For Immediate Release
Jacksonville Man Sentenced for Assassination Attempt on Federal Judge
Jacksonville, Florida – United States District Judge L. Scott Coogler today sentenced Aaron M. Richardson (27, Jacksonville) to 343 years in federal prison for his attempt to assassinate United States District Judge Timothy J. Corrigan and 23 related offenses.
On March 17, 2016, a federal jury found Richardson guilty of attempting to murder a United States district judge, numerous firearm offenses, failure to appear at court hearings, making false statements to the FBI and the United States Probation Office, and impersonating an officer of the United States military.
According to evidence presented at trial, Judge Corrigan previously convicted and sentenced Richardson for attempting to make an incendiary device in a 2008 case. Following incarceration for that crime, Richardson began serving a term of supervised release. Subsequently, he was arrested for multiple new offenses and faced state prosecutions in Clay, Duval, and Volusia counties, as well as supervised release proceedings in federal court.
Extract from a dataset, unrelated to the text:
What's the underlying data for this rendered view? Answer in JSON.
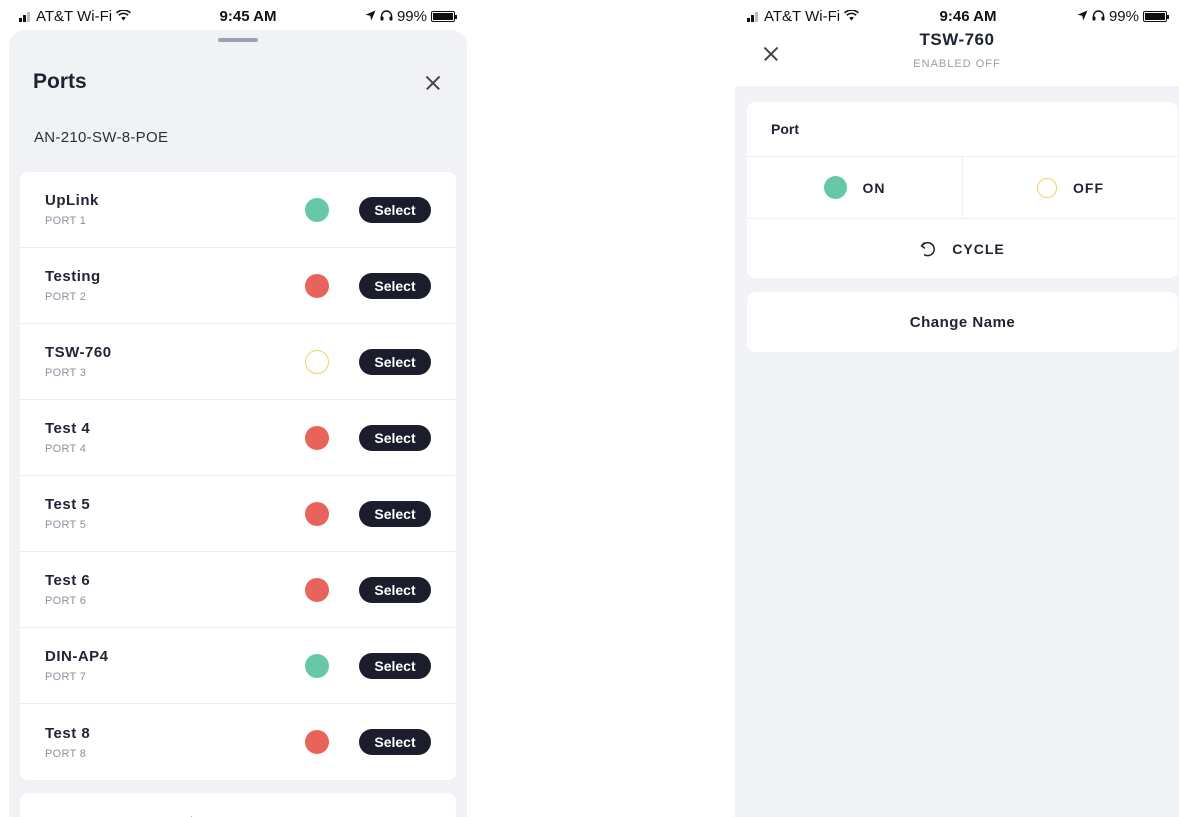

Richardson devised a plan, which he named “Mission Freedom,” that involved preparing a false order purportedly signed by Judge Corrigan, dismissing all of his pending charges, as well as other benefits. Richardson planned the murder so that Judge Corrigan could not refute the sham order. As part of the plan, he conducted Internet searches to locate Judge Corrigan and the potential murder weapon.
On June 21, 2013, Richardson stole a Savage Arms .30-06 rifle from a local Sports Authority store. The theft and Richardson’s prior casing of the store were captured on store video surveillance. On the night of June 22, 2013, Richardson went to Judge Corrigan’s residence and, at 12:30 a.m., he fired a single shot at the judge using the stolen rifle. The shot missed the judge by less than two inches and instead hit a window frame. Forensic evidence confirmed Richardson’s presence at the scene of the crime.
Richardson was apprehended on June 25, 2013, by a U.S. Marshals Fugitive Task Force. That night, he made multiple false statements about the crime to the FBI.
“The attack on Judge Corrigan was an assault on the entire federal judicial system and the rule of law,” said U.S. Attorney A. Lee Bentley, III. “The sentence imposed today reflects the seriousness of the crime and the importance of protecting our federal judiciary. Judges should not have to fear that their impartial rulings will subject them to threats of reprisal or attacks from criminal defendants or other disgruntled litigants.”
This case was investigated by the FBI, the United States Marshals Service, ATF, the Jacksonville Sheriff’s Office, the Baker County Sheriff’s Office, the Clay County Sheriff’s Office, the St. Johns County Sheriff’s Office, the Daytona Beach Police Department, the Florida Department of Law Enforcement, the Bethune-Cookman University Department of Public Safety, the United States Probation Office for the Middle District of Florida, and the State Attorneys’ Offices for the Fourth and Seventh Circuits. It was prosecuted by Assistant United States Attorneys Mac D. Heavener, III and Mark B. Devereaux.